If you are sued and do not have adequate insurance coverage, you might end up losing your home. KEY TAKEAWAYS Being underinsured implies that you do not have sufficient coverage to protect you and your house in the event that it is ever damaged or destroyed by a natural disaster. You may want to consider purchasing coverage for the expense of repairing and rebuilding your property in the event that anything unforeseen occurs.

This will help ensure that your home is adequately covered. Notify your insurance provider if you make any renovations to your house or install any new features, and be sure to update your policy to reflect the changes.
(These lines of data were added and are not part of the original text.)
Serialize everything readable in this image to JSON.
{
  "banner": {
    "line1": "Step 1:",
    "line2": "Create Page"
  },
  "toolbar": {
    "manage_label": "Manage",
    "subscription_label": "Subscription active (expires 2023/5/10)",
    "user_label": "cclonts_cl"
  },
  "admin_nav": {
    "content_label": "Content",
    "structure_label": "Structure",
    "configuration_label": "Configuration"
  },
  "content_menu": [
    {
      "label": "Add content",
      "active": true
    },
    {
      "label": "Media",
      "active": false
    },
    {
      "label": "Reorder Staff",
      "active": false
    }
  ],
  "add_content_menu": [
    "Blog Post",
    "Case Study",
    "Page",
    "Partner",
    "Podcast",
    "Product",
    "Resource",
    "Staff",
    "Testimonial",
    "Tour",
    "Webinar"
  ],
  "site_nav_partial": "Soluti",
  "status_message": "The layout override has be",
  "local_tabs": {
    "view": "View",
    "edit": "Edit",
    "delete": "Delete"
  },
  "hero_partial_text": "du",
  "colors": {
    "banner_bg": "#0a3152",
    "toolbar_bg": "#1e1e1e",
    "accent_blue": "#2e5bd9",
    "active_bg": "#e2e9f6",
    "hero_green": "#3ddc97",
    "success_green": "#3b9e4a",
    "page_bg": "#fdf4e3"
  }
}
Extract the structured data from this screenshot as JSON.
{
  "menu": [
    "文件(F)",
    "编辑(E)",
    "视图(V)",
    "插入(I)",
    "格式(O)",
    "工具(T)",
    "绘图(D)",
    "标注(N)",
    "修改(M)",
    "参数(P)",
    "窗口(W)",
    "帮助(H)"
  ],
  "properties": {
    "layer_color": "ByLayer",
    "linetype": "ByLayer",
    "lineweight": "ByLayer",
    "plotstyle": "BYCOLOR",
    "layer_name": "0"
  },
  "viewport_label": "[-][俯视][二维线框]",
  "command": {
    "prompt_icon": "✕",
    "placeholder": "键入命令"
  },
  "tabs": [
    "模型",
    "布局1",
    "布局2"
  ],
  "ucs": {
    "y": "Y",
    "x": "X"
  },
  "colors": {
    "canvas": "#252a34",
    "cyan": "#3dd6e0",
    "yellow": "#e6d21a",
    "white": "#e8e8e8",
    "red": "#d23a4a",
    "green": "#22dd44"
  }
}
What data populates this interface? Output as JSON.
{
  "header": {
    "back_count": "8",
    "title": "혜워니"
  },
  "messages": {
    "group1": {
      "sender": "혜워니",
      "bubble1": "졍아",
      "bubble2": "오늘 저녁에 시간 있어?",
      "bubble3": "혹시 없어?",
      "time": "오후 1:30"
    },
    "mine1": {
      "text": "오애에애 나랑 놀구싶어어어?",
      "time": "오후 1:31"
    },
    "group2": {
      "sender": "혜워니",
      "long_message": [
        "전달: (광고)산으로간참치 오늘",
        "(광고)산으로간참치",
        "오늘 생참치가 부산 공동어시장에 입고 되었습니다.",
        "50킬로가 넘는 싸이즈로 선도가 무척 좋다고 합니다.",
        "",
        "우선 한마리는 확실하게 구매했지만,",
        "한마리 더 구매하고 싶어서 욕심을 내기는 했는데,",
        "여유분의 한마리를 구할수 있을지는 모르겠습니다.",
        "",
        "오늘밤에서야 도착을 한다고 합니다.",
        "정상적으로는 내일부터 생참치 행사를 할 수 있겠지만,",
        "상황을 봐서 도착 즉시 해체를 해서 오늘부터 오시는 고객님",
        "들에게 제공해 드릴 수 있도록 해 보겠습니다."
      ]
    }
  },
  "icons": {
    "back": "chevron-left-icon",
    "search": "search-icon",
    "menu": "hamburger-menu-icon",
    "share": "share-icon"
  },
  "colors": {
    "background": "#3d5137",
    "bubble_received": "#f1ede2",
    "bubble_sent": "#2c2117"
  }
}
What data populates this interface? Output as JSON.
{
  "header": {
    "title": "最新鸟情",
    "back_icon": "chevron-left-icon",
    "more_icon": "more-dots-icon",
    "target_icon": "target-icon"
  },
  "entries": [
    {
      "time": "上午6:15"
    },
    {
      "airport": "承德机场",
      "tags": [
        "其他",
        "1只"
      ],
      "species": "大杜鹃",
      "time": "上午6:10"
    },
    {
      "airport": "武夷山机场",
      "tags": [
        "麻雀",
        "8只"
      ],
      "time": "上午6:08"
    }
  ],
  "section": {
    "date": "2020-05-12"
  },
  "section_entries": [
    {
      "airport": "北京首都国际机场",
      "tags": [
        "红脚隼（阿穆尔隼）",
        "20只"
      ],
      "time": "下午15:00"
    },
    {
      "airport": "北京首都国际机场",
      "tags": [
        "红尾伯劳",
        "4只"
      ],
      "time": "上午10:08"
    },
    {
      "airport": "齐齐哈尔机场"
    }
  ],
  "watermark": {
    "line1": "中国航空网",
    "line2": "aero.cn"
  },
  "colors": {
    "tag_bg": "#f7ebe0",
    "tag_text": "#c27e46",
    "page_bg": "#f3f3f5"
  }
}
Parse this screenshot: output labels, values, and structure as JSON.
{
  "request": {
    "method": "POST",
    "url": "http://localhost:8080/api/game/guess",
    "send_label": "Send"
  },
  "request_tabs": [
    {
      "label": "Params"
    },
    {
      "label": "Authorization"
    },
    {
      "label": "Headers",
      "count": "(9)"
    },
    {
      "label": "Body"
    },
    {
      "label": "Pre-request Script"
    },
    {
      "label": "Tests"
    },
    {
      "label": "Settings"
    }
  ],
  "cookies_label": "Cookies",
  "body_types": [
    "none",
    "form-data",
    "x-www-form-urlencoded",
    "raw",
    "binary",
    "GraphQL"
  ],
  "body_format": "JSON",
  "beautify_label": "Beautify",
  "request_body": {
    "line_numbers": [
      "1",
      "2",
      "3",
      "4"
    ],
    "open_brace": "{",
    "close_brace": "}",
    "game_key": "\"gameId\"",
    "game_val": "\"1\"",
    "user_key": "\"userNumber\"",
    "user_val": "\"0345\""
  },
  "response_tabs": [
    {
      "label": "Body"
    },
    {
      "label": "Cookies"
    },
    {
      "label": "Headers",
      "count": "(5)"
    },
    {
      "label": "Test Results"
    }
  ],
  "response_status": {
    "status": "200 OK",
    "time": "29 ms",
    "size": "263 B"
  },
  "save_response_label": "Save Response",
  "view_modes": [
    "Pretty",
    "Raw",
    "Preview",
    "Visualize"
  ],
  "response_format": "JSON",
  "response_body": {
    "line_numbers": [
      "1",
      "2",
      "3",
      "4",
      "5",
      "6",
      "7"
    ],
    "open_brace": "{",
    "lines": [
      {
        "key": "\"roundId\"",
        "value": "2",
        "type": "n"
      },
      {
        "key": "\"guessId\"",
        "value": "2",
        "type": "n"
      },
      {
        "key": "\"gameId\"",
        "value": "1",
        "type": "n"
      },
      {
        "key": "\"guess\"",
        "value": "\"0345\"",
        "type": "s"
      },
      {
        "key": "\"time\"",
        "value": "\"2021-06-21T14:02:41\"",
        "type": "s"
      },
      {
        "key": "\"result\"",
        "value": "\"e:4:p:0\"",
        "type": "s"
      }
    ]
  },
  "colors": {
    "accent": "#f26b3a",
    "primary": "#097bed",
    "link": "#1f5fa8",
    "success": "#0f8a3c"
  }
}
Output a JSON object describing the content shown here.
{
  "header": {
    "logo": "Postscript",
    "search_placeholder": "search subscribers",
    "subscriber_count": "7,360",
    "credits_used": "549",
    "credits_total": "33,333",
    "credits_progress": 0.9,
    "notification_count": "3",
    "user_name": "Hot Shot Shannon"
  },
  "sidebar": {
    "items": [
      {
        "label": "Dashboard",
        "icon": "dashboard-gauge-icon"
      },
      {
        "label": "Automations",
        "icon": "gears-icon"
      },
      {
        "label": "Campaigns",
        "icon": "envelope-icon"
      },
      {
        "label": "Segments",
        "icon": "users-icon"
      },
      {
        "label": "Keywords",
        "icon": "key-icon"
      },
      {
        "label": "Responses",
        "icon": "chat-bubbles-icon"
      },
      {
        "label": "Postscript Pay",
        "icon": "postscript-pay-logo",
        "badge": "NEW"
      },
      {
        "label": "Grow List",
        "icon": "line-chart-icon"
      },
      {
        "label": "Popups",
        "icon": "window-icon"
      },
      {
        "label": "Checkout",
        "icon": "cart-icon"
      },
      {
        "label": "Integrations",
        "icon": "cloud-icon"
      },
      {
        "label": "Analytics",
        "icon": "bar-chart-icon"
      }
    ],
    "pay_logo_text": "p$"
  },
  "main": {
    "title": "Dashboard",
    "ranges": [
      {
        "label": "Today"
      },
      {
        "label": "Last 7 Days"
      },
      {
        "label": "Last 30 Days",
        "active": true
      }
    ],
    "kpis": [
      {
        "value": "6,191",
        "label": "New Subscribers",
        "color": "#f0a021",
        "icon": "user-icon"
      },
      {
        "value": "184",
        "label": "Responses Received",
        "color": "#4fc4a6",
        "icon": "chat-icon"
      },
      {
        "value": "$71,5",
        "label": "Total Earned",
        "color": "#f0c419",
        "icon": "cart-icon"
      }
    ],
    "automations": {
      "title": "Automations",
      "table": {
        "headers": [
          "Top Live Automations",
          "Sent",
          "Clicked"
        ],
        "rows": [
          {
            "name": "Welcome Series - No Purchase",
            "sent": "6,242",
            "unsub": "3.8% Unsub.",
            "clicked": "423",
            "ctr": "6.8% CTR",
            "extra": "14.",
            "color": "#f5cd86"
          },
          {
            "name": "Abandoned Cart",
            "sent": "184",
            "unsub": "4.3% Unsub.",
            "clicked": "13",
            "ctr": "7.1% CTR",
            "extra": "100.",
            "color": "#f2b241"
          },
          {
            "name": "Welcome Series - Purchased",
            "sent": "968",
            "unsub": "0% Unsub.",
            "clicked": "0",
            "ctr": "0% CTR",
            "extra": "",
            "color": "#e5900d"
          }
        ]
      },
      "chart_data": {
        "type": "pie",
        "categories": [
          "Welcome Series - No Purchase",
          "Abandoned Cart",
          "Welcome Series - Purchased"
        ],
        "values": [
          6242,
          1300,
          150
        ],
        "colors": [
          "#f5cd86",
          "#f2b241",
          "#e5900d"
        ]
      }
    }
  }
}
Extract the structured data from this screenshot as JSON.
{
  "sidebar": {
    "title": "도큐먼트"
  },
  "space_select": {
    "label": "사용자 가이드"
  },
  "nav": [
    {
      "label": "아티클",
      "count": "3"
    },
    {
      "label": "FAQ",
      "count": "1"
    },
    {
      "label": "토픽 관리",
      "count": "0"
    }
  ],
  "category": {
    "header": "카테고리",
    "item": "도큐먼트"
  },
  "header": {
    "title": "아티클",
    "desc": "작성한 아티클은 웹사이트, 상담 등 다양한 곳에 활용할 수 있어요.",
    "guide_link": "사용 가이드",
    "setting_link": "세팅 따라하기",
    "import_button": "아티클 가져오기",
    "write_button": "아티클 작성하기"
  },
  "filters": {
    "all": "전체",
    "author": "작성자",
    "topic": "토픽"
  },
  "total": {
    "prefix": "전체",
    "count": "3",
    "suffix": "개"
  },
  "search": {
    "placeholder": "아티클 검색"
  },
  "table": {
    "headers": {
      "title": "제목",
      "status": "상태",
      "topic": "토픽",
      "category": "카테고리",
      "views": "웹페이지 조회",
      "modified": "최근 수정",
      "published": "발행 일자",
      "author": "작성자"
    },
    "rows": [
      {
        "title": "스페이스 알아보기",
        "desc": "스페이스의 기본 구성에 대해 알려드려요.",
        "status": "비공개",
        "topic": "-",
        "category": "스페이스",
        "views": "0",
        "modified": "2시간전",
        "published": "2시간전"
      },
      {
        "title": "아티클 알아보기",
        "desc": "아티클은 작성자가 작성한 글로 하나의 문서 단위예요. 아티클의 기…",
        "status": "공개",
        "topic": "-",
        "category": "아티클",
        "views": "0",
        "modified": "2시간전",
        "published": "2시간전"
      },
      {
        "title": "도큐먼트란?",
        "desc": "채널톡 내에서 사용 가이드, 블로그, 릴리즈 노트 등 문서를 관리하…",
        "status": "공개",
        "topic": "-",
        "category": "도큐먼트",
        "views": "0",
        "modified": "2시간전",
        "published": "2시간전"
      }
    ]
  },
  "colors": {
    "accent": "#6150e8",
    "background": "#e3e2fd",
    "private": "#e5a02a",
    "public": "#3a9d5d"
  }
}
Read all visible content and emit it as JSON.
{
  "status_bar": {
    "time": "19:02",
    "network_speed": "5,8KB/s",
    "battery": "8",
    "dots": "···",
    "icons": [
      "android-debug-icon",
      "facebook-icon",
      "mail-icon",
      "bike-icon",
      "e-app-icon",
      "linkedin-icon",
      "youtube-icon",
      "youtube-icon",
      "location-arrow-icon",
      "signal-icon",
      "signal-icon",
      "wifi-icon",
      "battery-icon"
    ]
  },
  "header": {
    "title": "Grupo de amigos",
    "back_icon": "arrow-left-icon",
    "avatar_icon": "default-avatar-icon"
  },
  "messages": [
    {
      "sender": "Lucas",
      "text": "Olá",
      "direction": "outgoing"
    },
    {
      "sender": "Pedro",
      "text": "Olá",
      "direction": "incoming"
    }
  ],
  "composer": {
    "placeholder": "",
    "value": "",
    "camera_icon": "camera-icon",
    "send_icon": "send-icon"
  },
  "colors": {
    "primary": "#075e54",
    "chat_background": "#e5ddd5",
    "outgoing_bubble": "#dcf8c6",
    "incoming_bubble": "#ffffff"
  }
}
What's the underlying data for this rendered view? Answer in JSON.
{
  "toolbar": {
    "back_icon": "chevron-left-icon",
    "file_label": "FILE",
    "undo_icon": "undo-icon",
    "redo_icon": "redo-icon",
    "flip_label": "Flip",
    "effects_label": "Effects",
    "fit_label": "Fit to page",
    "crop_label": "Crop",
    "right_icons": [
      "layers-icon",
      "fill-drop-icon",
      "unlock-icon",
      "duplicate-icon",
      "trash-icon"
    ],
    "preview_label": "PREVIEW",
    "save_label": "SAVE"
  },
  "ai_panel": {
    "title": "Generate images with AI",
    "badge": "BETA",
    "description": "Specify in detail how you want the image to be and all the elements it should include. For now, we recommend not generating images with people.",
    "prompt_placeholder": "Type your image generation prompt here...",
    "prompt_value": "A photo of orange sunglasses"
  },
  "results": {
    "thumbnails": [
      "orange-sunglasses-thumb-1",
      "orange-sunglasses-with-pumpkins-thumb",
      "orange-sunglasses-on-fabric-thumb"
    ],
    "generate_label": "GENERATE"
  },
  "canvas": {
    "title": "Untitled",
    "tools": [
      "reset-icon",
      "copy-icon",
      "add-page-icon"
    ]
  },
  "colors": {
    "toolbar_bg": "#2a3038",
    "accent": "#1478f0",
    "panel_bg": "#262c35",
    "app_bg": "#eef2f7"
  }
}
When a natural catastrophe occurs, the best way to ensure that you will be able to properly repair and rebuild your house is to get replacement coverage for both your home and your personal items.

  1. As a result of increased building expenses, Keith Balsiger, president of Balsiger Insurance in Reno, Nevada, believes that a significant number of homeowners have insufficient insurance coverage.
  2. Carole Walker, the executive director of the Rocky Mountain Insurance Information Association in Greenwood Village, Colorado, stated that having coverage that handles the cost to repair and rebuild your house is one approach to ensure that your property is adequately covered.

According to Walker, “that is not the market worth; rather, it is the cost to rebuild in today’s dollars.” “Your insurance company does not have an interest in what you may sell it for; rather, current repair and rebuilding expenses,” he stated. How can you check to see whether the insurance on your property is adequate? According to Walker, the most common error that homeowners make is failing to examine their homeowner’s insurance coverage on an annual basis.

What is the minimum auto insurance coverage in Missouri?

The minimum amount of coverage that must be maintained in accordance with state legislation is twenty-five thousand dollars (USD) for each individual in case of physical harm. The bodily harm liability is capped at $50,000 per incident. Property damage is capped at $25,000 per incident.

Why do you buy homeowners insurance?

Does the Law Require Homeowners Insurance? – No, the law does not mandate that homeowners insurance be purchased. However, before they would agree to fund the purchase of your house, mortgage lenders will insist that you obtain homeowners insurance coverage first.